|International Classification||C08F36/04, C07C2/86, C07F1/02, C07C49/782, C07F9/54, C07C45/46, C08F4/42|
|Cooperative Classification||C07F1/02, C07C2/861, C08F36/04, C07C45/46, C07C49/782, C07F9/5442|

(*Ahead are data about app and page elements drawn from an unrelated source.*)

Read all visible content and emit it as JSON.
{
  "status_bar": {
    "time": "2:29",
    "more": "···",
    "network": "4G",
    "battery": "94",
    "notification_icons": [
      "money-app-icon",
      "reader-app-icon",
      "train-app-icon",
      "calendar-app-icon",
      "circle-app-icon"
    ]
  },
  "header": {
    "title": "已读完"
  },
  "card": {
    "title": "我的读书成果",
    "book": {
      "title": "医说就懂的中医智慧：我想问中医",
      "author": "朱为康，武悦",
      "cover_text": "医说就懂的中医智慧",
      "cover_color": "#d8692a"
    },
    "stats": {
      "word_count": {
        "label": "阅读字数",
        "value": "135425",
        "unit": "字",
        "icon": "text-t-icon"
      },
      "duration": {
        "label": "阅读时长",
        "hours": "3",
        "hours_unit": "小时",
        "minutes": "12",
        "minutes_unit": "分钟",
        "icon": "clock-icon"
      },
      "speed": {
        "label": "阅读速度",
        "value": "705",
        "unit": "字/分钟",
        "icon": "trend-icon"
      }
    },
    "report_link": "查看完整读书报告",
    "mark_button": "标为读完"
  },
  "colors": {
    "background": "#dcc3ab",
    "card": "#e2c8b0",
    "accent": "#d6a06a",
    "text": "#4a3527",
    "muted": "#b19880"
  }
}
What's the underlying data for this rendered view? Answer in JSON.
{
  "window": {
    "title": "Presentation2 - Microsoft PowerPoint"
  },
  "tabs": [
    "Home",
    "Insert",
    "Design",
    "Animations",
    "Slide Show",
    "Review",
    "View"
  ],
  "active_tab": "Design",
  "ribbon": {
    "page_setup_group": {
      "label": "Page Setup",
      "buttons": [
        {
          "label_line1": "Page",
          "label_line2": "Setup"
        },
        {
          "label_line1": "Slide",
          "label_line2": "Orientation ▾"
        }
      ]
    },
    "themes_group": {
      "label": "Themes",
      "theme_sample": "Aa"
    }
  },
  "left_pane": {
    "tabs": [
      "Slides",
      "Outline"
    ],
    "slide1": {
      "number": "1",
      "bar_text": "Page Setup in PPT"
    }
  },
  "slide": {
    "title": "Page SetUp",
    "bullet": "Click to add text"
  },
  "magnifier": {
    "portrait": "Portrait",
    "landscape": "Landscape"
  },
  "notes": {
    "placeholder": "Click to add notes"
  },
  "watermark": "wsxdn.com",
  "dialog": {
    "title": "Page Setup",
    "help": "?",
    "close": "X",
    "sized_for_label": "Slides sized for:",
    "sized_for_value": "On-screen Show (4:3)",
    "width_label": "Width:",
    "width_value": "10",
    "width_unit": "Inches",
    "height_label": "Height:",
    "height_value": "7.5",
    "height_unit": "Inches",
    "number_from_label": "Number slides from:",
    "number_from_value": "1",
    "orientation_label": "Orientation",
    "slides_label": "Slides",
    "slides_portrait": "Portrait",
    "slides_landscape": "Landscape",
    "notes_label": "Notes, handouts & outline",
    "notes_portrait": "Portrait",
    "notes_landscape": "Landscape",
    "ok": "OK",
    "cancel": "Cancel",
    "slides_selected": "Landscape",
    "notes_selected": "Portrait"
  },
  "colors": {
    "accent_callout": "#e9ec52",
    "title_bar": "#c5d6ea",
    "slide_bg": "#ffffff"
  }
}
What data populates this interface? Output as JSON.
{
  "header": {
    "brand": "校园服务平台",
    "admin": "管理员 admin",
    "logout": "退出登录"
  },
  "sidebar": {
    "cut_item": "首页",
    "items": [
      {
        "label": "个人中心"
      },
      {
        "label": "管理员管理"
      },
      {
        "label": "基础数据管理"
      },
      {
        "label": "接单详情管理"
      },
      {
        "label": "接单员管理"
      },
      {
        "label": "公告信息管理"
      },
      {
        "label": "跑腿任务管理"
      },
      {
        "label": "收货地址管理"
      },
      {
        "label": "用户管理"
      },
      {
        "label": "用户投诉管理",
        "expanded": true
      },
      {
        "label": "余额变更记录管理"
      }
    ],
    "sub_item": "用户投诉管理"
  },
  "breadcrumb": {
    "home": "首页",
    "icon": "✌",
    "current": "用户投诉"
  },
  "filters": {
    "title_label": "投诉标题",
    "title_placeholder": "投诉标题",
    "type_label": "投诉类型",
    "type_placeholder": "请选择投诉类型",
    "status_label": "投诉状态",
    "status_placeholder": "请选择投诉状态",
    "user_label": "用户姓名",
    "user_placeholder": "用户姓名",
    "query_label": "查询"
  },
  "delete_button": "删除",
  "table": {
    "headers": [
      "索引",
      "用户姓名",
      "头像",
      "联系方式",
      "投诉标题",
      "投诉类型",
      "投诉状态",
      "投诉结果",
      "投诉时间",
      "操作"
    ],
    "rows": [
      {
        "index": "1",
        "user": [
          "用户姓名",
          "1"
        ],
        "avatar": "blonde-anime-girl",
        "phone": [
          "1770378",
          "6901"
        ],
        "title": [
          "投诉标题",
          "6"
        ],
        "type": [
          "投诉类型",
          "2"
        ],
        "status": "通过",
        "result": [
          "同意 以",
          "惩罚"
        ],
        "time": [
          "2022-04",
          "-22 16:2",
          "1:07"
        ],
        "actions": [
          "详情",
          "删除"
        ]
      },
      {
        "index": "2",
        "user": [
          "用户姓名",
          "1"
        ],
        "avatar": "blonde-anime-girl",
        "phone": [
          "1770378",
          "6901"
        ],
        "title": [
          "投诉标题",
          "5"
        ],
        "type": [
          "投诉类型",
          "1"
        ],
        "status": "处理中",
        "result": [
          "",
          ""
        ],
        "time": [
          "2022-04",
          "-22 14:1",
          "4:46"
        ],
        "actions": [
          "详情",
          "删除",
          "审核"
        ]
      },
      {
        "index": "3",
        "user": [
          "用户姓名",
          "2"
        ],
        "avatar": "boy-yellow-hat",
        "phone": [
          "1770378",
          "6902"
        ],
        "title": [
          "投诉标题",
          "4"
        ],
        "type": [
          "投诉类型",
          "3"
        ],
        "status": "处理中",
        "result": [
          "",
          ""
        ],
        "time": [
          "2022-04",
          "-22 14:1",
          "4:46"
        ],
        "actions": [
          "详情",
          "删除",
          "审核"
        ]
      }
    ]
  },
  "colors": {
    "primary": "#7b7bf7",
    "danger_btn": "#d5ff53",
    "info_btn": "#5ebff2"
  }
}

|European Classification||C07C45/46, C07C2/86B, C08F36/04, C07F1/02, C07C49/782, C07F9/54A4|